# Calculating the Distance of the Receiver from the Vertex of a Satellite Dish

Understanding the geometry of a satellite dish is crucial for optimal signal reception. The parabolic shape of a satellite dish reflects the signal to a single point, the focus, where the receiver is located. The distance between the vertex of the dish and the receiver is a key factor in this setup. This article will delve into the mathematics behind calculating this distance, using a dish that is 10 feet across and 3 feet deep at the center as an example.

## Understanding the Parabolic Shape

A parabolic dish is a three-dimensional shape that can be described by a quadratic equation. The vertex of the parabola is the lowest point of the dish, and the focus is the point where all the reflected signals converge. The distance between the vertex and the focus is known as the focal length.

## Calculating the Focal Length

The formula for the focal length (f) of a parabola is given by f = D²/16d, where D is the diameter of the dish and d is the depth of the dish. In our example, the dish is 10 feet across (D) and 3 feet deep (d).
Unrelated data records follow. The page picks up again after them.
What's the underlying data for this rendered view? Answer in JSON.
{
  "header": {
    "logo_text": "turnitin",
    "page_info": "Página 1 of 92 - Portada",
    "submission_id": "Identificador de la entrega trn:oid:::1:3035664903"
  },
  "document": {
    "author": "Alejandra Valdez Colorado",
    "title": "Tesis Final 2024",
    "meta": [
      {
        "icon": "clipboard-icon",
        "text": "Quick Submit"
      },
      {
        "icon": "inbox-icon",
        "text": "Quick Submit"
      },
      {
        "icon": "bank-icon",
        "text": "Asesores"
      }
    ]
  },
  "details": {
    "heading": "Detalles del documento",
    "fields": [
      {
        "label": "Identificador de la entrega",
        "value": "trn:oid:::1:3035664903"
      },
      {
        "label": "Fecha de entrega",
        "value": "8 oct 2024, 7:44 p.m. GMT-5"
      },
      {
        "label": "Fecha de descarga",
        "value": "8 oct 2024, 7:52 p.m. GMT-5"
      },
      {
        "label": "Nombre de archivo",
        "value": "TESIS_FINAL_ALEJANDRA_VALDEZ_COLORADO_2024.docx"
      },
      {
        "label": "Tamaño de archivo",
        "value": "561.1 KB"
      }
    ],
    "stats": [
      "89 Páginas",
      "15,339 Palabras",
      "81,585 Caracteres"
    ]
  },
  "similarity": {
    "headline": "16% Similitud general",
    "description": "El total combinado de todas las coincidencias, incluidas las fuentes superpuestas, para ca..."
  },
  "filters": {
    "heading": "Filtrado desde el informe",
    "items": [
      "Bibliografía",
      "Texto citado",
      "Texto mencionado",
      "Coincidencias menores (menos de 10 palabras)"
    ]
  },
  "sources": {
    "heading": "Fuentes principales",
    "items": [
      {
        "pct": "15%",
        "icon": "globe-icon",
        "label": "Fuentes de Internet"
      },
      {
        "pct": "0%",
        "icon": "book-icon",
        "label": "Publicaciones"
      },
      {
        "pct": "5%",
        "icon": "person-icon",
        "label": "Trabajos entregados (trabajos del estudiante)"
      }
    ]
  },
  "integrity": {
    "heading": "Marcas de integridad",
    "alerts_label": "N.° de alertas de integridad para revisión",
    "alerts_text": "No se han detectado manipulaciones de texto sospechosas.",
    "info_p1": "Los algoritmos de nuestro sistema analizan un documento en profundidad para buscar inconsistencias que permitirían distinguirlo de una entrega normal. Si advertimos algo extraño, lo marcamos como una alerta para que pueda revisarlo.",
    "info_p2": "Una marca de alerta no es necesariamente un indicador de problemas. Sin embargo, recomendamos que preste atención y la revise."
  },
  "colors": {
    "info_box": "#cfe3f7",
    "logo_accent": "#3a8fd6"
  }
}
• First, square the diameter: D² = 10² = 100 square feet.
• Next, multiply the diameter squared by 16: 16D² = 16 * 100 = 1600.
• Finally, divide this result by the depth of the dish: f = 1600 / 3 = 533.33 feet.

Therefore, the receiver is approximately 533.33 feet from the vertex of the dish.

## Importance of the Focal Length

The focal length is a critical factor in the performance of a satellite dish. If the receiver is not positioned at the focus, the dish will not effectively concentrate the satellite signal, resulting in a weaker signal at the receiver. Therefore, accurately calculating and setting the focal length is essential for optimal reception.